All of this means nothing without good comms. Unfortunately, not everyone has access to a mic, ultimately hurting the team’s dynamic. Know when to speak up and for how long, as sound serves as a huge mechanic in the game. You die? Go on comms or text chat and give the callout for who killed you and where.
Once again, this works in tandem with map navigation, gun skill and economy. Valorant offers the ability to request and buy guns for your team. Does your top frag want an operator? Maybe take the risk and spend some of your credits to snag them one. Team synergy and layout is probably the most necessary tip one could give for Valorant. Let’s offer an example: on Bind, the attacking team decides to push A site. On this particular map, A site has heaven, showers, uhaul, CT spawn (originating from CS, referring to defender spawn), and A short. Showers refers to the back site near the attacker spawn, whereas uhaul represents the little cubby in between CT spawn and A short. A good attack pattern would be Brimstone smoking off heaven and uhaul, while Cypher lays a camera back towards their flank. An aggressive player helming Reyna, Jett, Raze or Pheonix could push the site with a flash or grenade, taking out enemies on ground level and reaching a position to plant and watch heaven once the smoke has cleared. Once the spike has been planted, Sage could heal up the attackers and wall off CT spawn or showers to impede the defenders’ retaking of the site, forcing them to run around to another entrance.

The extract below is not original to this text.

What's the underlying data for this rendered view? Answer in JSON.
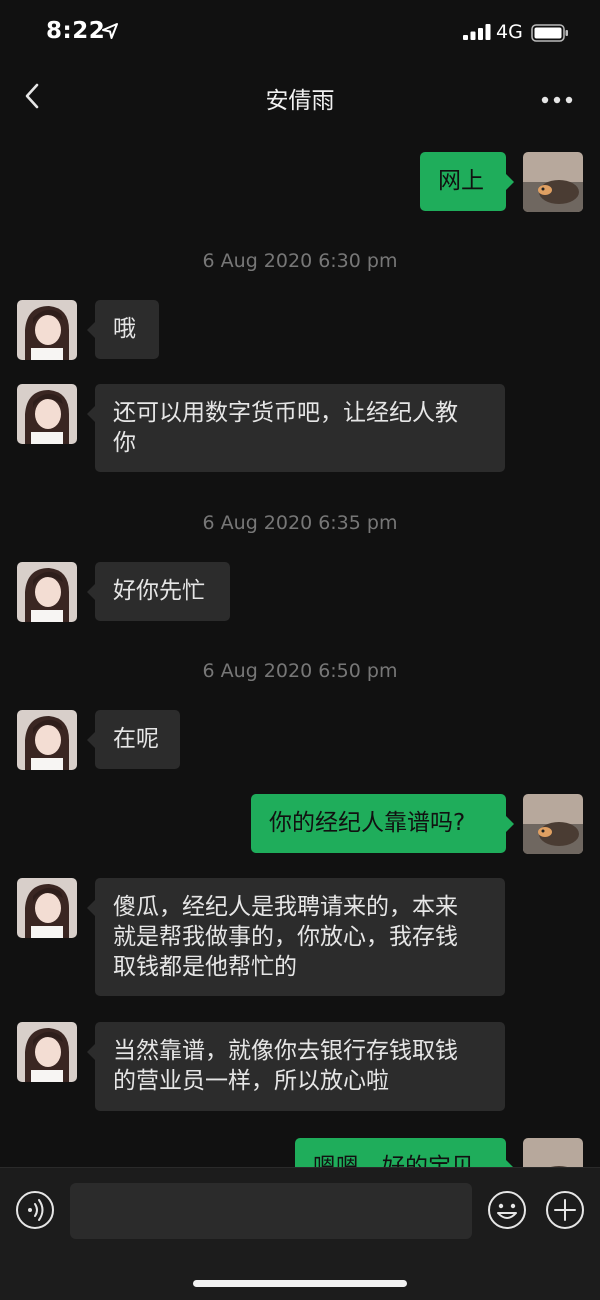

These characters are designed to work with each other. If you find yourself to be a player solely going for kills, Valorant will punish you.
Will We Ever Experience Valorant on Consoles?
As Riot Games usually operates exclusively for PC, prototyping for consoles has already begun. In a recent interview with Gamespot, Executive Producer Anna Donlan further explained their intent on translating Valorant to consoles, “We are definitely prototyping that right now…but there’s a way to play this game and a way to experience this game that we’re not entirely sure translates completely to console play.”.
Compromising the core competitive experience is something they want to avoid entirely. Translating this to consoles might compromise their competitive integrity, leaving players worried about unfair advantages on certain platforms. Donlan admits that bringing Valorant to consoles wasn’t the focus, but if it’s possible to deliver the same experience without compromising the competitive integrity, they will pursue prototyping.
As someone who has dumped well over 50 hours into the beta and the 1.0 release, it’s tough to predict how successfully the game will translate. Aiming, similar to CS:GO, relies on precision and quick flicks – something not as viable with a controller. Rounds last a mere minute-and-a-half, but the typical style of gameplay remains slow, precise and patient in most cases, often rewarding the players that strategize. Consoles have their fair share of strategic first-person-shooters like Rainbow Six Siege, and have even seen a console port of CS:GO back in 2012, but the idea of translating this experience from PC to console is possible, yet not exactly necessary. Randomized weapon spray might be more difficult to control without a mouse and keyboard, and the addition of aim assist would most definitely compromise everything.
Get in There Agent!
These are the basics for jumping into Valorant for the first time after the beta. Keep in mind that the more you play, the more you learn. It will be exciting to see the strategies people pull off for the future of the game. When it was around midway through the closed beta, a Sova player called out his drone with Raze on top of it, with a shotgun to push the enemy spawn – spoiler alert, it worked.
For more on Valorant and its colourful cast of characters, check out Riot Games’ homepage to create an account and play for free NOW.